The Chicken Chronicles by Alice Walker, 208pp. The New Press, 2012, $13.56 paperback
Alice Walker’s The Chicken Chronicles’ full title is The Chicken Chronicles: Sitting with the Angels who have returned with My Memories: Glorious, Rufus, Gertrude Stein, Splendor, Hortensia, Agnes of God, the Gladyses, and Babe: A Memoir; quite a mouthful. The book apparently grew out of Walker’s blog, which chronicled her joint stewardship of chickens that she and her neighbor raised from chickdom. The result is a beautifully meditative exploration of the author’s life with and, at times, away from “her girls,” as she calls her brood. Along the way she reflects on her childhood, memories of her parents and her siblings, long tucked away traumas, language, space, friendships, travels, her relationship to the natural and the spirit world, to history, and to the future.

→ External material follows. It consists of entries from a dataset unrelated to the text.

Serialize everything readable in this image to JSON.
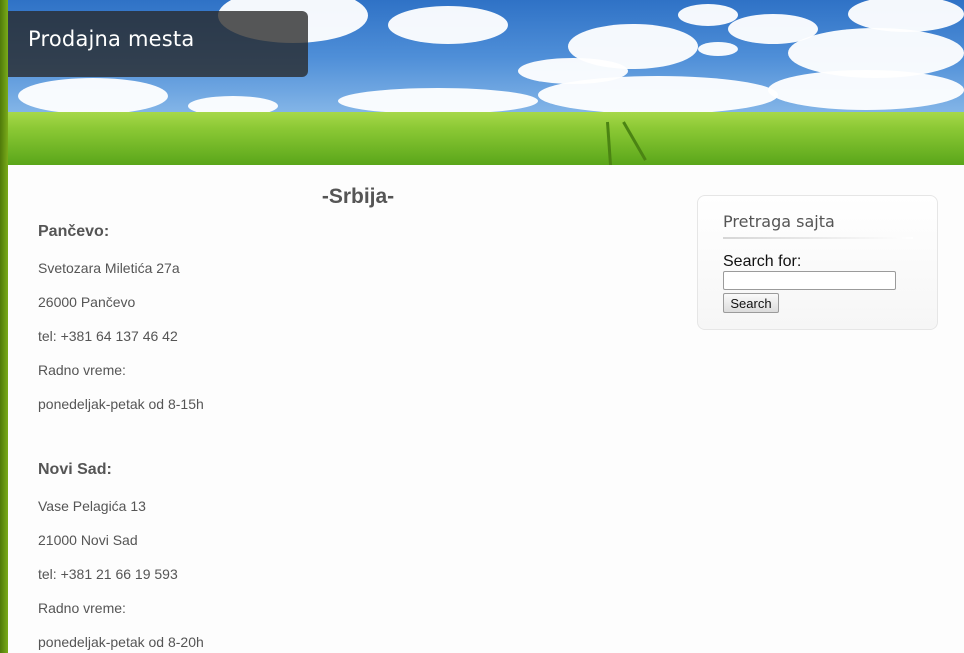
{
  "header": {
    "title": "Prodajna mesta"
  },
  "main": {
    "heading": "-Srbija-",
    "stores": [
      {
        "name": "Pančevo:",
        "street": "Svetozara Miletića 27a",
        "city": "26000 Pančevo",
        "phone": "tel: +381 64 137 46 42",
        "hours_label": "Radno vreme:",
        "hours": "ponedeljak-petak od 8-15h"
      },
      {
        "name": "Novi Sad:",
        "street": "Vase Pelagića 13",
        "city": "21000 Novi Sad",
        "phone": "tel: +381 21 66 19 593",
        "hours_label": "Radno vreme:",
        "hours": "ponedeljak-petak od 8-20h"
      }
    ]
  },
  "sidebar": {
    "search_widget": {
      "title": "Pretraga sajta",
      "label": "Search for:",
      "input_value": "",
      "button_label": "Search"
    }
  }
}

Something that the reader may find surprising is that Walker is not vegan, or even vegetarian; at several points in the memoir she takes the reader into her relationship with eating the flesh of animals, and in her honesty, reveals the complexity of choices and decisions around omnivorism, vegetarianism, veganism, pescatarianism, the practice of shunning certain meats (pig, lamb, beef), but consuming others (goat, chicken). Her beginning the text with an epigraph from Buddha advising us to “Drink deeply. Live in serenity and joy” points to the nonjudgmentalism and call for gentleness with one’s self and with others that guides the text. The quote is a fitting opening to a book that ultimately explores what it means to be human.

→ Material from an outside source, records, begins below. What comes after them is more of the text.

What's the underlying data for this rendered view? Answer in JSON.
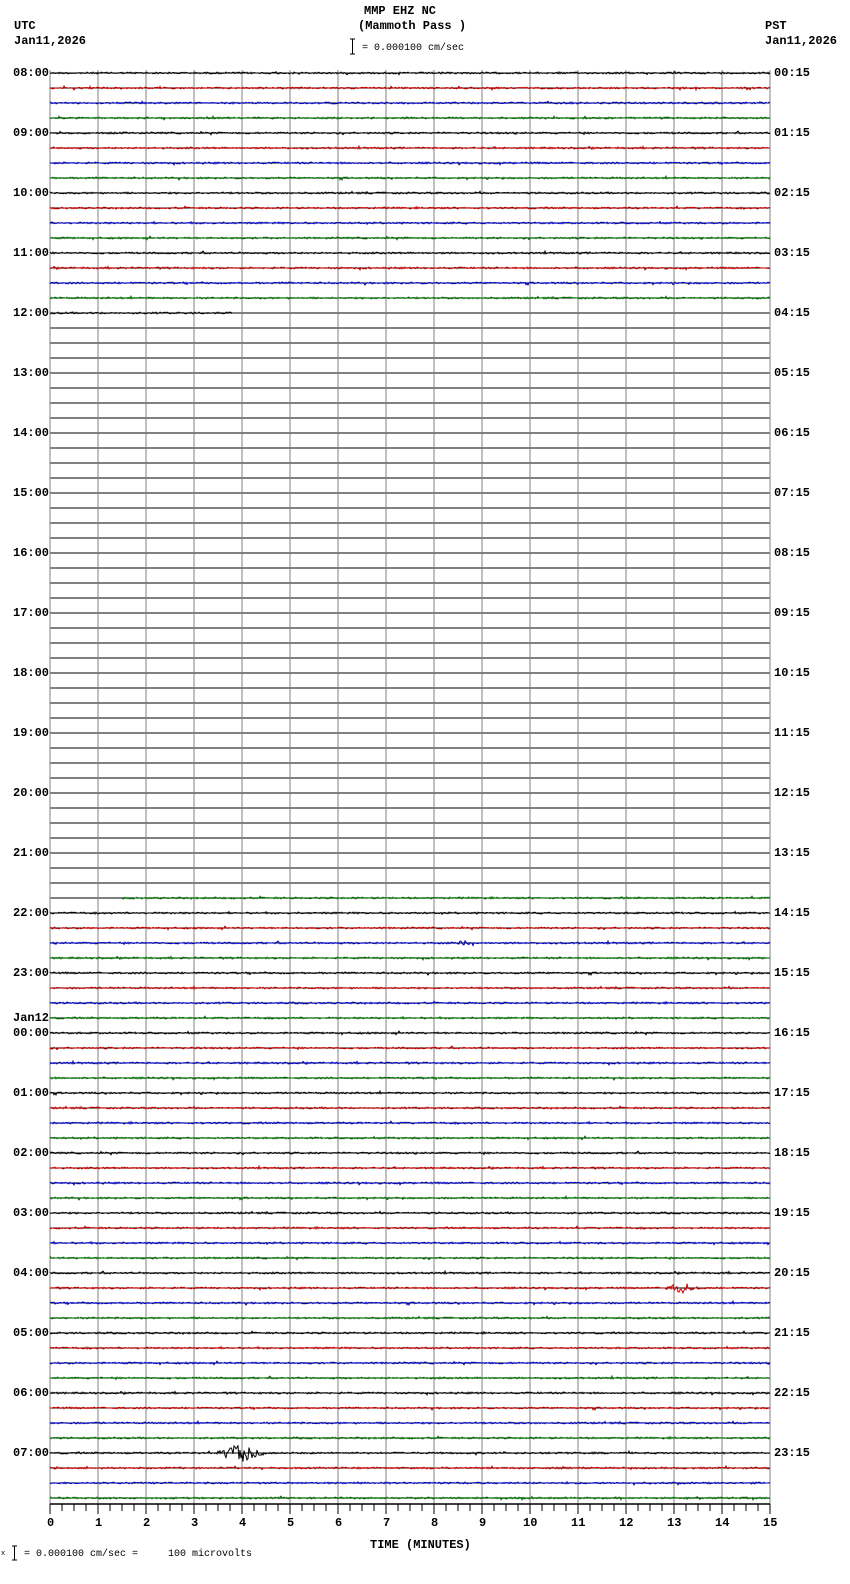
{
  "header": {
    "station": "MMP EHZ NC",
    "location": "(Mammoth Pass )",
    "left_zone": "UTC",
    "left_date": "Jan11,2026",
    "right_zone": "PST",
    "right_date": "Jan11,2026",
    "scale_text": "= 0.000100 cm/sec"
  },
  "footer": {
    "scale_note": "= 0.000100 cm/sec =     100 microvolts",
    "scale_prefix": "x"
  },
  "colors": {
    "trace_cycle": [
      "#000000",
      "#cc0000",
      "#0000cc",
      "#007700"
    ],
    "grid": "#808080"
  },
  "chart_data": {
    "type": "line",
    "subtype": "helicorder",
    "xlabel": "TIME (MINUTES)",
    "xlim": [
      0,
      15
    ],
    "x_ticks": [
      "0",
      "1",
      "2",
      "3",
      "4",
      "5",
      "6",
      "7",
      "8",
      "9",
      "10",
      "11",
      "12",
      "13",
      "14",
      "15"
    ],
    "rows_total": 96,
    "row_minutes": 15,
    "left_labels": [
      {
        "row": 0,
        "text": "08:00"
      },
      {
        "row": 4,
        "text": "09:00"
      },
      {
        "row": 8,
        "text": "10:00"
      },
      {
        "row": 12,
        "text": "11:00"
      },
      {
        "row": 16,
        "text": "12:00"
      },
      {
        "row": 20,
        "text": "13:00"
      },
      {
        "row": 24,
        "text": "14:00"
      },
      {
        "row": 28,
        "text": "15:00"
      },
      {
        "row": 32,
        "text": "16:00"
      },
      {
        "row": 36,
        "text": "17:00"
      },
      {
        "row": 40,
        "text": "18:00"
      },
      {
        "row": 44,
        "text": "19:00"
      },
      {
        "row": 48,
        "text": "20:00"
      },
      {
        "row": 52,
        "text": "21:00"
      },
      {
        "row": 56,
        "text": "22:00"
      },
      {
        "row": 60,
        "text": "23:00"
      },
      {
        "row": 64,
        "text": "00:00",
        "date": "Jan12"
      },
      {
        "row": 68,
        "text": "01:00"
      },
      {
        "row": 72,
        "text": "02:00"
      },
      {
        "row": 76,
        "text": "03:00"
      },
      {
        "row": 80,
        "text": "04:00"
      },
      {
        "row": 84,
        "text": "05:00"
      },
      {
        "row": 88,
        "text": "06:00"
      },
      {
        "row": 92,
        "text": "07:00"
      }
    ],
    "right_labels": [
      "00:15",
      "01:15",
      "02:15",
      "03:15",
      "04:15",
      "05:15",
      "06:15",
      "07:15",
      "08:15",
      "09:15",
      "10:15",
      "11:15",
      "12:15",
      "13:15",
      "14:15",
      "15:15",
      "16:15",
      "17:15",
      "18:15",
      "19:15",
      "20:15",
      "21:15",
      "22:15",
      "23:15"
    ],
    "data_segments": [
      {
        "rows": [
          0,
          15
        ],
        "start_min": 0,
        "end_min": 15
      },
      {
        "rows": [
          16,
          16
        ],
        "start_min": 0,
        "end_min": 3.8
      },
      {
        "rows": [
          55,
          55
        ],
        "start_min": 1.5,
        "end_min": 15
      },
      {
        "rows": [
          56,
          95
        ],
        "start_min": 0,
        "end_min": 15
      }
    ],
    "events": [
      {
        "row": 92,
        "start_min": 3.5,
        "end_min": 4.6,
        "amplitude": 9
      },
      {
        "row": 81,
        "start_min": 12.8,
        "end_min": 13.6,
        "amplitude": 5
      },
      {
        "row": 58,
        "start_min": 8.4,
        "end_min": 8.9,
        "amplitude": 3
      }
    ]
  }
}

The author is clear about her inextricable and intimate connection to nature. Her chapter, “Grandfather Gandhi—And Mommy’s Experiments with Reality” in which she, in one of several letters to her girls, writes about her “experiments with ‘meat.’” (113) In the chapter/letter, she divulges how difficult a time she had sleeping the night before while trying to digest the four bites of lamb that she had thoughtlessly consumed at dinner. She relates her uncomfortable experience to that of Gandhi who, in his book, The Story of My Experiments with Truth, talks about how, the last time he ate lamb he could hear the animal bleating in his stomach for hours, thus, drawing to a close “the meat experience for him, permanently.” (114) Later in the same chapter/letter she discusses her unsatisfactory experiences with airline vegetarian meals and then her appreciation for the broth from the chicken soup that her “daughterly acting neighbor” (115) shared with her. In yet another chapter/letter she recounts how she brings hardboiled eggs on board airplanes and shares with her partner whom she calls Daddee. The love and appreciation that she expresses for the eggs reminds the reader of a time before factory farming when animals were not treated so cruelly, their lives ripped from them without regard for the their pain and suffering—a time when they were allowed to live as they were meant to live, loved and cared for, and thanked for their sacrifices so that humans might be nourished before they were killed.
There are several profoundly moving passages in the book. One of my favorites is in the chapter/letter, “A Few Kind Words about Stupidity” in which she ruminates on her relationship to the deer with whom she shares natural space. Her dilemma of how to live in harmony with these beautiful creatures who also love to munch on her plants, and fruits, and flowers, and trees came to her in a flash of inspiration, which she notes,
is simultaneously a welcome release from stupidity! Instead of fencing the deer out, she needed to fence herself in, her and her various gardens and munchables. She saw how she and her kind, humans, were really the dangerous one. So that is what she did. She drew a snug though graceful circle around her house and yard and fenced that in. She drew another tight and attractive circle around her vegetable garden and fenced that in. Small orchard trees she gave their individual small fences. Although this accounted for less than an acre of the land. The deer would have the rest, all thirty-nine acres. Well, she and the deer. (123)
For her wise decision she is rewarded with witnessing the return of deer families, which for years, had vanished. The story, one of many throughout the book, speaks to the importance of human beings realizing that we are not separate from nature, and that honoring our oneness, the sacredness of all beings, will liberate all of us.
Finally, through her carefully chosen words, Walker is able to communicate in subtle and simple language that our connection to Source, to The Mother, in whose lap we all sit and which is too big for us to fall out of, “whose head is too extraordinary to be fouled by chicken poop, whose mind is too flexible to worry about who gets eaten up and by what. This Mother, unlike Mommy, never worries; time is her toy. Being is her thought” (186) is a wisdom that her “girls,” the chickens instinctively know. It is we, the so-called evolved species, who have forgotten this very basic truth to the detriment of everyone and everything we encounter. What a gift.